Tuesday, 25 June 2013

Newcastle - City Centre

This is the first of several posts covering the Newcastle area - the geographical boundaries I have used are somewhat arbitrary.

Let's start in the city, in fact at the very heart by Grey's Monument.

Emerson Chambers is a fantastic building (and hosts a branch of Waterstones, so must be good), topped by this ornate clock turret. the building dates from 1903 and is Grade II listed.

It is described in Pevsner (Pevsner Architectural Guides: Newcastle and Gateshead - Yale University Press 2009) as "a glorious confection of canted oriels, strapwork and friezes, balconies and domed turrets, dormers and little roof-lights with high pyramidical roofs, and high corniced chimneys." Who could argue? Although it says nothing about the clock.

From one gem of a building to Gem House, just a few yards down Blackett Street. This is the home to Reid and Sons Ltd and their lovely clock.

And just a very short way along the road is the even more glorious clock on the building of Northern Goldsmiths. The building dates from 1895, and the clock (with its female figure by Alfred Glover) from 1932.

The proximity to Reid and Sons can be seen in the above photograph.

And we shall see in a later posting that there is an identical clock in the city centre, although the second version is in a much worse state of repair.

Having walked along Blackett Street, it is now time to turn left into Northumberland Street to visit another trio of clocks.

First up is the one provided by Nobles Amusements, and is found in an alleyway that connects Northumberland Street to the side entrance of the new library.

Further up Northumberland Street is a branch of H Samuel - here in Newcastle their clock is rather better than their standard design which can be found all over the country.

And further along is a Northern Rock clock in tip top (or should that be tick tock?) condition.

We have now reached transport interchange territory. Turning south at Haymarket Metro station (the building shown below) we come to Haymarket Bus Station. This bus station, originally opened in 1930 but rebuilt in 1997, is blessed with three clocks (there seems to be a pattern forming).

The first is this set of four clock faces set high up on a column.

The plaque near the base of the column gives details of its origins.

The second clock is within the bus station itself, and handily reminds you of the name.

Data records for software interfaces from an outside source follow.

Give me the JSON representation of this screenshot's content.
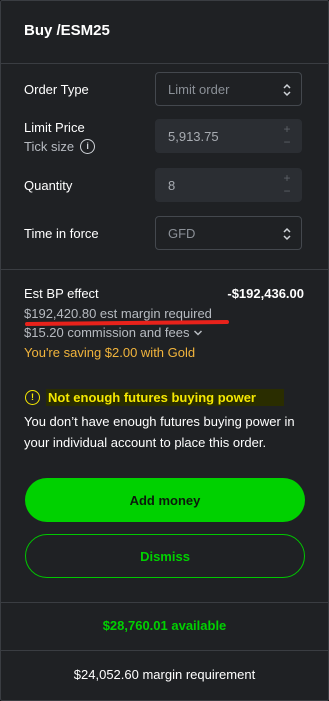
{
  "header": {
    "title": "Buy /ESM25"
  },
  "form": {
    "order_type": {
      "label": "Order Type",
      "value": "Limit order"
    },
    "limit_price": {
      "label": "Limit Price",
      "sub_label": "Tick size",
      "value": "5,913.75"
    },
    "quantity": {
      "label": "Quantity",
      "value": "8"
    },
    "time_in_force": {
      "label": "Time in force",
      "value": "GFD"
    }
  },
  "estimate": {
    "label": "Est BP effect",
    "value": "-$192,436.00",
    "margin_text": "$192,420.80 est margin required",
    "commission_text": "$15.20 commission and fees",
    "gold_text": "You're saving $2.00 with Gold"
  },
  "warning": {
    "title": "Not enough futures buying power",
    "body": "You don’t have enough futures buying power in your individual account to place this order."
  },
  "buttons": {
    "add_money": "Add money",
    "dismiss": "Dismiss"
  },
  "footer": {
    "available": "$28,760.01 available",
    "margin_requirement": "$24,052.60 margin requirement"
  },
  "icons": {
    "info": "info-icon",
    "warning": "warning-icon",
    "chevron": "chevron-down-icon",
    "select_arrows": "up-down-arrows-icon"
  },
  "colors": {
    "accent_green": "#00d100",
    "warning_yellow": "#f5e800",
    "gold": "#f1b43c",
    "annotation_red": "#e8221b"
  }
}
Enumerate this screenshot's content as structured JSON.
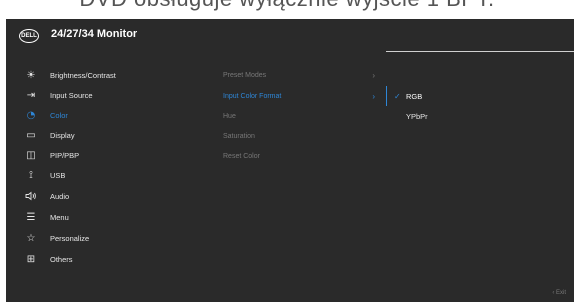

The third example is actually mounted very high up on a branch of Marks and Spencer, but as the building forms the eastern wall to the bus station I have included it as one of the station's clock triplets.

The clock is very high up, and the way that it is mounted makes it even more difficult to read. I can't help thinking that a modern design of clock fixed flush on the wall would look more appropriate here, and would be easier to read.

Across the road is Eldon Bus Station - Haymarket and Eldon bus stations are in effect part of the same interchange.

But as luck would have it, Eldon Bus Station has its own clock, and of a completely different design to its Haymarket neighbour.

Where next? Oh yes, south along Percy Street (home of the twin bus stations) and into Newgate Street, this time for an ex clock. This is the former Co-op building, and you can clearly see where the clocks were in its two towers.

Will the clocks come back when the building is put back into use? I do hope so.

we now turn right into St Andrews Street and then into Gallowgate where, under the shadow of St James' Park (i.e. home of Newcastle United) we can find the Tyneside Irish Club.

And no prizes for guessing that the time here is Guinness Time!

Retracing our steps onto Newgate Street and then left up Clayton Street (wouldn't be so much easier if I provided maps in this blog), we come across Grainger Market. The market dates from 1835, and is my idea of how indoor shopping should be - light and airy, all on one level, a simple grid pattern of 'streets' and an obvious orientation to the outside street pattern. Did I bother to visit the modern Metro Centre? What do you think?!

Grainger Market has two clocks (thus ruining my emerging pattern of multiples of three). The Hunters clock is in one of the aisles, and is a Potts clock dating from 1922.

A second clock can be found mounted on one of the northern end walls.

Surely another Potts clock?

And now we take a short break before exploring more of Newcastle's clocks.


  1. Emmerson Chambers clock is a Potts

  2. Very interesting But do you know who is responsible for the Haymarket Bus terminus clock. It has not worked for more than three years and with showing two different times is not a good advert for bus timetables or for that matter Newcastlwe